Scenes on the water are very pleasant as usual and the view of the tombs as you approach are worth paying attention for. Once you get there, bypass the camel drivers and head over to the ticket booth (or you could be in for a very expensive 50m camel ride).
After a short climb you're amongst the tombs and have a great view of Aswan, Elephantine island and the Nile valley stretching off to the south. And there's an even higher point if you're really feeling fit and walk to the tiny mosque on the hill peak above. Either way, the only problem is fitting it all in to the picture!
From the top of the steps, if you turn right you will find the remains of a small Coptic chapel dating back probably 1,500 years.
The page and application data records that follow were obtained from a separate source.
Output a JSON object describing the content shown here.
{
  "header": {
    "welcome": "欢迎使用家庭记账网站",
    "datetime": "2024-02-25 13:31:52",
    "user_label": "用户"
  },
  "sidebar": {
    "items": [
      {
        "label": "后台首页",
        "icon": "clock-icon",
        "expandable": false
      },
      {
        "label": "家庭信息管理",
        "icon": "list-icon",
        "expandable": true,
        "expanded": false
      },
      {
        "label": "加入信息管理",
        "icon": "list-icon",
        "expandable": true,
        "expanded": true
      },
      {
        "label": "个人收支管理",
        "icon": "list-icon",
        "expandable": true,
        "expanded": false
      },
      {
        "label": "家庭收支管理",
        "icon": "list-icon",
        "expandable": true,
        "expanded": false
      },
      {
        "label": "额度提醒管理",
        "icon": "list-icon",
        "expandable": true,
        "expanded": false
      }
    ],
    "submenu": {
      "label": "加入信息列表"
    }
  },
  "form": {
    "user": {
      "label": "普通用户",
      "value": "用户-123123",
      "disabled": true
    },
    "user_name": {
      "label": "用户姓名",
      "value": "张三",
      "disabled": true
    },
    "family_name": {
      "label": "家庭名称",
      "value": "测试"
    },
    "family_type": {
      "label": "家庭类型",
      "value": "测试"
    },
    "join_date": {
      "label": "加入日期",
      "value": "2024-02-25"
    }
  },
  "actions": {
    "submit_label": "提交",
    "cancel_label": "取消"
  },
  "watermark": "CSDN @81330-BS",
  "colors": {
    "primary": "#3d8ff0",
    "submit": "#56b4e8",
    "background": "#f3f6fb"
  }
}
Lord knows why they built one in the middle of this pagan burial site but it seemed to be a reasonably common practice so I won't argue. A mural of the 11 apostles, with Jesus ascending to Heaven above, is still easily distinguishable and it makes a unexpected little bonus to the expedition.
Heading south though is where the action is (at least what was open for us) and a number of Old (circa 2,500BC) and Middle (circa 1,500BC) Kingdom burial tombs are located here.
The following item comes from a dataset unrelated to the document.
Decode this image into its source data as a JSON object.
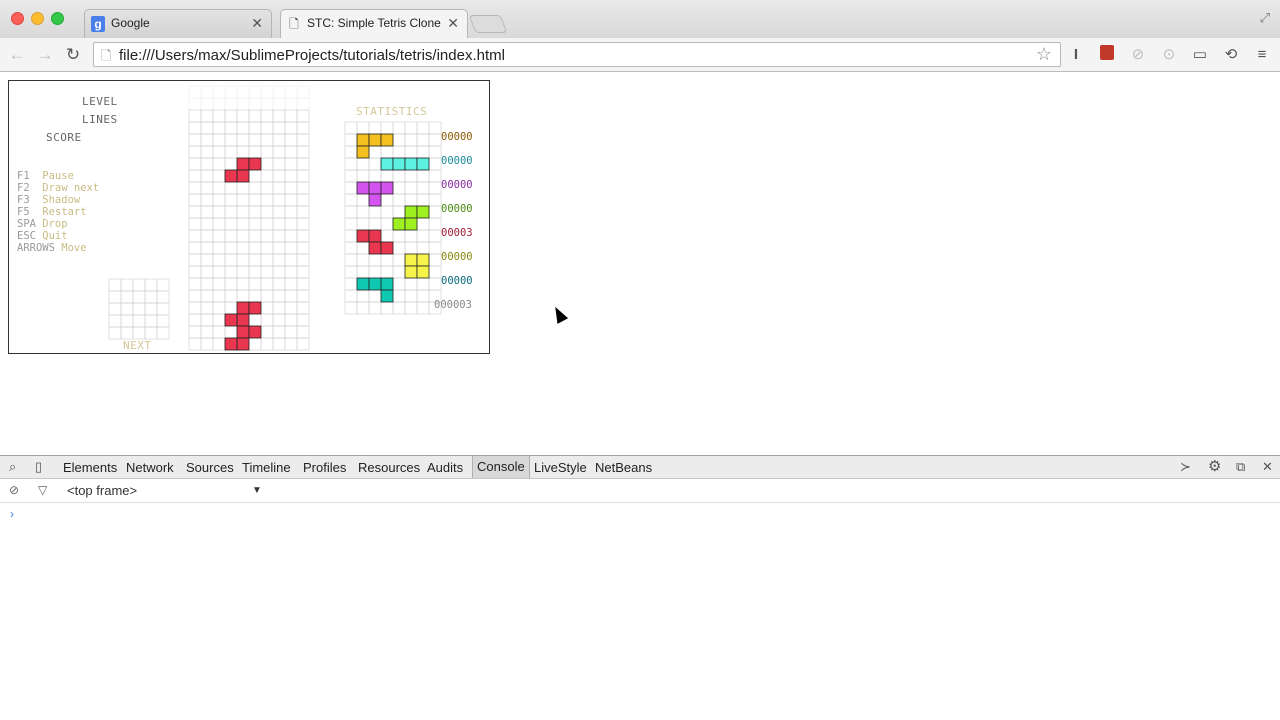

For a little Baksheesh (kickback) money the friendly guard opened the tomb of Sarenput II, Overseer of the Prophets (1,786 BC) for us. In another remarkably well kept chamber, especially for one located in a pretty obvious position, we found a variety of very colourful paintings culminating in a very pretty piece in the altar alcove (above right).
Carvings of mummies still stand in wall niches and an intricately carved offering table is off to the right as you approach the stair to the alcove. Apparently the glyphs on this contain Sarenput's titles and achievements indicating he was a busy chap during his life.
Further along the cliff face (if it can be called that), we were also allowed into the double tomb of Mekhu and son Sabni. Mekhu was Chancellor of the King of Lower Egypt during the Old Kingdom (sometime around 2200 BC) and lost his life on an expedition into equatorial Africa. Sabni, his son, went and recovered his father's body from the southern enemy after kicking some butt in battle.
The tomb (above centre and right) is smaller and more plainly decorated, but you can see the similarities in carved and painted work throughout the centuries. Interesting that tombs of nobles so far apart in time can be located right next to each other too.
We tried to get across to the 6th century St Simeon monastery (as seen from a distance in the initial Aswan entry) which was a little further down-river, but the camel and ferry boat drivers wanted to charge exorbitant rates to get us there, after which we would have had to pay even more exorbitant rates to get back to the east bank. Oh well, maybe in another life...
Next entry -> Cruising on the Nilus and the call of the donkeys.
Words from the wise #44
"The closer one gets to realising his destiny, the more that destiny becomes his reason for being."
Paulo Ciello - The Alchemist